Was the pressure of the losing streak getting to the Nationals? Martinez believed this to be the case and may have contributed to the sloppy play.
“Today was the first time I saw a little bit,” Martinez noticed. “Yesterday as well. Dozier trying to make something happen, but you know, don’t. Don’t. Like I said, keep everything simple. Don’t chase the game. Play the game, you guys have been doing it your whole lives have fun. Let it come to you and do it.
“We had good at-bats today, but let’s play baseball the right way. We got a good team, I know that. We got a good defense and we’ve got young studs and we’ve got young veterans who can play the game. We got good pitching. Our bullpen’s going to be OK, I know, I’m telling ya, I know our bullpen’s going to be good. But let’s play the game the right way.”
Kyle McGowin was unable to get consistent outs and lasted only four innings. The right-hander allowed five runs on six hits - two of them homers - with a walk and two strikeouts. Brian Anderson smacked a two-run shot in the first to put the Marlins up 2-0. A homer by Curtis Granderson in the fourth made it 5-4 Miami.
“I was falling behind every hitter pretty much,” McGowin said. “They were putting good swings on balls I was missing and just leaving the ball up.”
In the fifth inning, Joe Ross struggled in relief, surrendering an RBI double to Harold Ramirez and a two-run single to Jorge Alfaro to extend the Marlins lead to 8-4.
The Nats chipped away with single runs in the fifth and sixth frames.
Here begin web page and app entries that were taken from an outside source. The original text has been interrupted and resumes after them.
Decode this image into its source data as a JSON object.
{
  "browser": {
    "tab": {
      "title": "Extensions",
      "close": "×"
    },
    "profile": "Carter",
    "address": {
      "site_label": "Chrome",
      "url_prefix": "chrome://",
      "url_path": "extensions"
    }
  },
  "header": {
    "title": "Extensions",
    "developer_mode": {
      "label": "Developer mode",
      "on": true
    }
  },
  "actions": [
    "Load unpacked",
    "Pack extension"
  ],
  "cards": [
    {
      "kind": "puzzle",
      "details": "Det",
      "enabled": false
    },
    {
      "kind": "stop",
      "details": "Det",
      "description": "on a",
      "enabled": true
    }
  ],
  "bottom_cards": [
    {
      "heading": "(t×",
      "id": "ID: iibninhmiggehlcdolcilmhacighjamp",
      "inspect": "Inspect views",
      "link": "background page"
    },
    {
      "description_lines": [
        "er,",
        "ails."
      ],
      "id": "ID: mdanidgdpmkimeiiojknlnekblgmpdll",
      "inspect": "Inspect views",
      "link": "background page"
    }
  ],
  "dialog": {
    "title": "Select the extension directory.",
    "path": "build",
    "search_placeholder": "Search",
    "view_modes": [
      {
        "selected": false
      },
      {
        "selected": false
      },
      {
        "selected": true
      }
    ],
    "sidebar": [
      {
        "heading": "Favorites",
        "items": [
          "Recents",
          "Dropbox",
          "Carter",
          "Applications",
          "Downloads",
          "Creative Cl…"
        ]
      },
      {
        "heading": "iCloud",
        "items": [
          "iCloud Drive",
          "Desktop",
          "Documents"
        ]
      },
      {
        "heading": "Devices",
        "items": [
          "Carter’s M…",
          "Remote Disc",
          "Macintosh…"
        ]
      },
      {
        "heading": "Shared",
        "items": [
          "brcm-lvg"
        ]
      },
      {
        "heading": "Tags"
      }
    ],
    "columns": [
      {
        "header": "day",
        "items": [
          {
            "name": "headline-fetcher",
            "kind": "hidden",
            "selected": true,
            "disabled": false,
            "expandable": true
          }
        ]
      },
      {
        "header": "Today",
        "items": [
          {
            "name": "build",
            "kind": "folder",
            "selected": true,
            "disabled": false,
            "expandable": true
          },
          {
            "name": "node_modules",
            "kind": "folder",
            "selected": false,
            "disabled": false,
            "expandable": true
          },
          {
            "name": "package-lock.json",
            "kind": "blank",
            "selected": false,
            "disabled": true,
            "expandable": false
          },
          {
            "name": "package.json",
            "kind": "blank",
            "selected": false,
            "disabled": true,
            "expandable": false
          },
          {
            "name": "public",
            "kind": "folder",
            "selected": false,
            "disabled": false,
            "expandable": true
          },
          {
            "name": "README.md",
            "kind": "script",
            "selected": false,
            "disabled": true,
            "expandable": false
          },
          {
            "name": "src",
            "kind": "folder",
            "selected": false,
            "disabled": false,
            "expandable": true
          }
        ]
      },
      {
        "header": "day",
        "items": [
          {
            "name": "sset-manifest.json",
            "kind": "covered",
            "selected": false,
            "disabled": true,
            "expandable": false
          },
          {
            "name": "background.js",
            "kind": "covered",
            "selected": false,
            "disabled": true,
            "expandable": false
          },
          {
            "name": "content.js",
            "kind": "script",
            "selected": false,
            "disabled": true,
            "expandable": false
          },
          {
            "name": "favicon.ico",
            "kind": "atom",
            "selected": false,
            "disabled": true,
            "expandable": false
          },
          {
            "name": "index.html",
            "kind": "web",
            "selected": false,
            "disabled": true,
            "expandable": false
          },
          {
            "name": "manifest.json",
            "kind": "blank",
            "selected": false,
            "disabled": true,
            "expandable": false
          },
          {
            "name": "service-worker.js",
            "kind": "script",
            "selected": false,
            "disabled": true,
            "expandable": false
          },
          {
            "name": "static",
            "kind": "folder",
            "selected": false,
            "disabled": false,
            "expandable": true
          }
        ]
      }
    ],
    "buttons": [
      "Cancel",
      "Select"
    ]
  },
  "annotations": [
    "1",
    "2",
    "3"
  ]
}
Rendon’s double and a Soto single, which extended his hitting streak to eight games, helped to make it 8-5. Turner’s second hit of the game in the sixth, a run-scoring single to right field, made it 8-6 Marlins.
Then in the seventh, the Nats tied the game thanks to a two-run double by Victor Robles.
The Nats trailed 4-1 and 8-4. It was 8-8 after seven.
But again, the Nats allowed a go ahead run in the eighth inning. Kyle Barraclough (1-1) surrendered a run-scoring single to Starlin Castro to give Miami a 9-8 lead. Tony Sipp and Barraclough combined to give up three hits in the inning. Then the Nats rallied for four runs highlighted by the Soto blast off of a 100 mph fastball from Marlins hurler Tayron Guerrero.
“I’m just seeing the ball really well against him,” Soto said. “He was like 99 mph and I see like 94 mph. So I just tried to when I swung that ball I swung a little bit harder. I just tried to concentrate and hit the ball and then see what happens.”
Miami rolled up 15 hits and scored in six different innings, hitting two homers and two doubles. Anderson went 2-for-4 with two hits, including a homer, a walk, a hit by pitch, two RBIs and two runs scored, but it was their first loss in seven games. And the Nats got it done. But Martinez knows there is still work to be done. He knows the frustration of their 20-31 record is felt in stands at Nats Park as well.
“I can tell you right now if I was a fan, I’m frustrated,” Martinez said. “I am. And I am a fan of these guys because I know them. They don’t want to play like that. I know they don’t. But, hey, I keep telling them every day: simplify. You are not going to win 14 games with just one game. Play one game, just play one game. Every pitch of every inning, just play that pitch and move on from there. Don’t think you’re going to make up all these games in one. Just play the game, simplify everything, just play hard.
“They play hard, but we got to clean it up.”